The city has since taken over maintenance and upkeep of the ‘Prom’ so there is plenty of room for walking, riding bikes, scooters and roller blading. At all times of the day, you’ll find locals and tourists out on the Promenade enjoying the sun and sea breezes.
If you have time in your schedule, you could rent a bike from Vélo bleu right on the promenade.
Now that you’ve admired the coast of Nice at sea level, it’s time to head up to Castle Hill (La Colline de Château.) You have the choice of taking the elevator or stairs. If you’ve been indulging in all the French delicacies, you might want to work off some of that by climbing to the top. Those with limited mobility and small children will likely prefer the elevator.

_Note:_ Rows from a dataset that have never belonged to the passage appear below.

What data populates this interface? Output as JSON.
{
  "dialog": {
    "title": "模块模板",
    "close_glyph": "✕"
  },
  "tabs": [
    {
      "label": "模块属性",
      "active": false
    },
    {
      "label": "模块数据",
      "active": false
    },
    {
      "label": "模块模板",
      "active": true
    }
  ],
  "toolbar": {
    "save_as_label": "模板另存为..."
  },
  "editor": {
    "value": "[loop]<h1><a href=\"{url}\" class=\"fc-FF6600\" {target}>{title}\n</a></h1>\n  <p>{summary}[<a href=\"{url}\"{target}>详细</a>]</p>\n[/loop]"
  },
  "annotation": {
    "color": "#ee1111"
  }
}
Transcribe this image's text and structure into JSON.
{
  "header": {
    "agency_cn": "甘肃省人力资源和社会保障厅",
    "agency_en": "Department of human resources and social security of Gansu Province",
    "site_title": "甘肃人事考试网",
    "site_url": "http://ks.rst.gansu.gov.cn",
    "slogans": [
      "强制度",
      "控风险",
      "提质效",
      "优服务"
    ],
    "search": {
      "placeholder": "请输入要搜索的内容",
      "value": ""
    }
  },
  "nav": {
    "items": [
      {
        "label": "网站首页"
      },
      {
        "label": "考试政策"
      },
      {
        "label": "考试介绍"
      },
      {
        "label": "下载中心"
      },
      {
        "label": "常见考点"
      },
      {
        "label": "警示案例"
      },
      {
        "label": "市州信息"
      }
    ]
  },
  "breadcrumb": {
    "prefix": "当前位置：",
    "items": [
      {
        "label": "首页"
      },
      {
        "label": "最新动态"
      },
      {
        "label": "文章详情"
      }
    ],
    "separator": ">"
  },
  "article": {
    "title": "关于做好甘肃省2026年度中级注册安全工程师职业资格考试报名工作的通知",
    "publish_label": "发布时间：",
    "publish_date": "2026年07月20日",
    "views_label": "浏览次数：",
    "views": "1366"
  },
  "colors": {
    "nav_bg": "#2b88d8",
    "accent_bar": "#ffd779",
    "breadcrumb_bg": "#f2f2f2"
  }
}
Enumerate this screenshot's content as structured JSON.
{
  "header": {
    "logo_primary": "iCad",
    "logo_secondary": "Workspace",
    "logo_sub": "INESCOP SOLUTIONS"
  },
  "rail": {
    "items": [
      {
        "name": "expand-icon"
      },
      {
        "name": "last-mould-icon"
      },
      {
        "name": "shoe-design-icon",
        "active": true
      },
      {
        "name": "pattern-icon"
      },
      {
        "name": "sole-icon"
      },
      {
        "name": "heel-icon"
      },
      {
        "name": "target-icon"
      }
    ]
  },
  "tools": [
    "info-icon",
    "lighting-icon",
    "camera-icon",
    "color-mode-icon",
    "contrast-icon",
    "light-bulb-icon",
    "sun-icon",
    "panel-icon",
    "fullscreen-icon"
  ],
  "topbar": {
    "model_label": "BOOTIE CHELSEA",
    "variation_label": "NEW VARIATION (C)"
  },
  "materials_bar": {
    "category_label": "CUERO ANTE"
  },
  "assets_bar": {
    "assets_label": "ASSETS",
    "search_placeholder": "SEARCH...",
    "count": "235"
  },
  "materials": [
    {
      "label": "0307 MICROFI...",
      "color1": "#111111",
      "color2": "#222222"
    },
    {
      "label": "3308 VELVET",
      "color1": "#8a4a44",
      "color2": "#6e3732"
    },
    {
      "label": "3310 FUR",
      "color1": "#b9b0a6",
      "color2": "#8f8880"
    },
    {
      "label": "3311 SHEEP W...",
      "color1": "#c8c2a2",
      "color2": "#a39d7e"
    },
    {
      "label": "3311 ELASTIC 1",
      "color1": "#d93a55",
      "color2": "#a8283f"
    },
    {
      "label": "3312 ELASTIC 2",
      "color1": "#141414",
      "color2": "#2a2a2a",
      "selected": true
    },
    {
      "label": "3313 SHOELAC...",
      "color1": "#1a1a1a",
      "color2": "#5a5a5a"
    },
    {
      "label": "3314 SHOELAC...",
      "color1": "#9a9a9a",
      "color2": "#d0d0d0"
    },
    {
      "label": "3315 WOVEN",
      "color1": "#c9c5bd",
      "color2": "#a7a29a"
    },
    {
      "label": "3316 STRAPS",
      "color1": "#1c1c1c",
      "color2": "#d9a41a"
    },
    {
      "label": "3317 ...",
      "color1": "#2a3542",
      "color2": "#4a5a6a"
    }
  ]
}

Once at the top of the hill, there are several spots perfect for admiring (and photographing) the panoramic views of Nice and the Mediterranean Sea. One of the most common questions people ask is “where is the castle?” It is in the name of the hill, after all. Sadly, there is no longer a castle on Castle Hill. It was destroyed in 1706 by Louis XIV. One of the towers has been rebuilt and the top is perfect for more photos of Nice. You’ll also see a manmade waterfall, playground and archeological site.
Ensure you cross to the opposite side of the playground for views over the Port. As you likely won’t have time for a closer look with only one day, you should take the time to admire the view from above. If visiting during the winter months, look for snow on the Alps.
If you’re planning to spend time along the French Riviera, I highly suggest this guidebook. The information and maps are extremely helpful.
Now it’s time to head back down and explore the Old Town. There are many churches, restaurants and shops to see, so take your time as you wander the narrow streets.
Just a few points of interest:
:: Église Saint-Jacques-le-Majeur de Nice on Rue du Jesus which was originally constructed in the 1600’s by the Jesuits.
:: Cathédrale Sainte-Réparate on Place Rossetti is a Baroque cathedral, has a lovely alter and frescos on the ceiling.
:: Palais Lascaris on Rue Droite is a seventeenth-century aristocratic building and now houses a musical instrument museum.
As you meander through the streets of Old Nice, make your way back toward Place Massena to see the Fontaine du Soleil with its towering statue of Apollo.
To get to Place Massena, you can walk through the streets of Old Town, back along the Prom or through the Promenade du Paillon (by the tram line). The Promenade du Paillon has a large park where kids can play and adults can relax under a tree or on a bench. You’ll even pass by the Miroir d’Eau or mirror of water with it’s spraying water jets and misters. Kids love running through the area on a hot summer day. Adults, walk through with your camera at your own risk! The jets can spray at any time.
Let’s Eat –
Our picks for the top 4 Niçoise specialties to try during your visit:
- Salada Niçoise
- Le Pan Bagnat
If you still have some extra time in your day, we have a few more suggestions.
From Place Massena, continue down Avenue Jean Medecin (this follows the tramline.) Here you can shop and visit the Basilique Notre-Dame de Nice. You’ll be heading in the direction of the train station, if this is how you’ll be leaving Nice.
More shopping can be found around the corner on Rue France or high end shopping along Avenue de Verdun. If museums are more your style, a couple in the area are the contemporary art museum (Le Musée d’Art Moderne et d’Art Contemporain) and the Massena Museum near the famous Negresco Hotel.
There is so much to see and do in Nice, you’ll want to visit again the next year. From swimming in the sparkling Mediterranean Sea to wandering the narrow streets of Old Town, we know you’ll have a perfect day in Nice.
If you found other Nice, France attractions that are a must in a one day visit, leave a comment to let us know.
Need more inspiration? See our Ultimate Guide to Nice and the French Riviera. I’ve spent 2 years compiling articles to help visitors to the South of France.